━━━━━ SUPPLIED MATERIAL

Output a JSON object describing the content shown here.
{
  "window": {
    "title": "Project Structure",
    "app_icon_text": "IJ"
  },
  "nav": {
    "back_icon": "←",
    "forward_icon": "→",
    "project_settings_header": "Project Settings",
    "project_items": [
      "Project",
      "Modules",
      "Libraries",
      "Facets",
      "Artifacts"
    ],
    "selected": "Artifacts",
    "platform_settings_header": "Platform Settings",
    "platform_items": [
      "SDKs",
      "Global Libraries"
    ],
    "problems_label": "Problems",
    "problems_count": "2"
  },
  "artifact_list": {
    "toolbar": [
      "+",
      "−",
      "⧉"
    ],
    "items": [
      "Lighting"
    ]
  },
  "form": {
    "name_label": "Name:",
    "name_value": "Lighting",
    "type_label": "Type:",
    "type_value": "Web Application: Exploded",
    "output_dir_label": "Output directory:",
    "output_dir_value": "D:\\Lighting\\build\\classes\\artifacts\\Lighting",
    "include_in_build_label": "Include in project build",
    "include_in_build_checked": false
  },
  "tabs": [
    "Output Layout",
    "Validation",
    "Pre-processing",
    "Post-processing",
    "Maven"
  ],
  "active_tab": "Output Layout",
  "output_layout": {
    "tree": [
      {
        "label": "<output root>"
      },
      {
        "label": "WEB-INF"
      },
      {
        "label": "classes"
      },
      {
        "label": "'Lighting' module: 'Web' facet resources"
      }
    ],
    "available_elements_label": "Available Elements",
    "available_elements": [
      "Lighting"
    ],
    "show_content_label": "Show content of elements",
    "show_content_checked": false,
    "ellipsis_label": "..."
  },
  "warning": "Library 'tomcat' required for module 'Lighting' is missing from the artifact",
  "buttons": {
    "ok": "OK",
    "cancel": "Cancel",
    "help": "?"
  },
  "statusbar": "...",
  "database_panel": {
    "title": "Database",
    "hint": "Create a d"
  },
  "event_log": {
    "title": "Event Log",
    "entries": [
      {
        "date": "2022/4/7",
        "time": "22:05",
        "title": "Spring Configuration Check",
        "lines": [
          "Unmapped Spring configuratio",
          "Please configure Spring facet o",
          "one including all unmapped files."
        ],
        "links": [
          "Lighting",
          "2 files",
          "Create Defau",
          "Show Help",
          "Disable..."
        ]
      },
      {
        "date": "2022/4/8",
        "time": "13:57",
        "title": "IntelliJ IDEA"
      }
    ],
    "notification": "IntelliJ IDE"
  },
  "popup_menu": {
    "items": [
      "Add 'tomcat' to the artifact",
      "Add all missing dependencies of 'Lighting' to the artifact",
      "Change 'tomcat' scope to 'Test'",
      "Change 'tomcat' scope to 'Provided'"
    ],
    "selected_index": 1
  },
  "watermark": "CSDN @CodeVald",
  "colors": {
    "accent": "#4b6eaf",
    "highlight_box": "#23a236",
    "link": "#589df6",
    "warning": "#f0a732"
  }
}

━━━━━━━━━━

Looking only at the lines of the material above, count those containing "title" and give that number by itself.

[ANSWER SECTION]:
5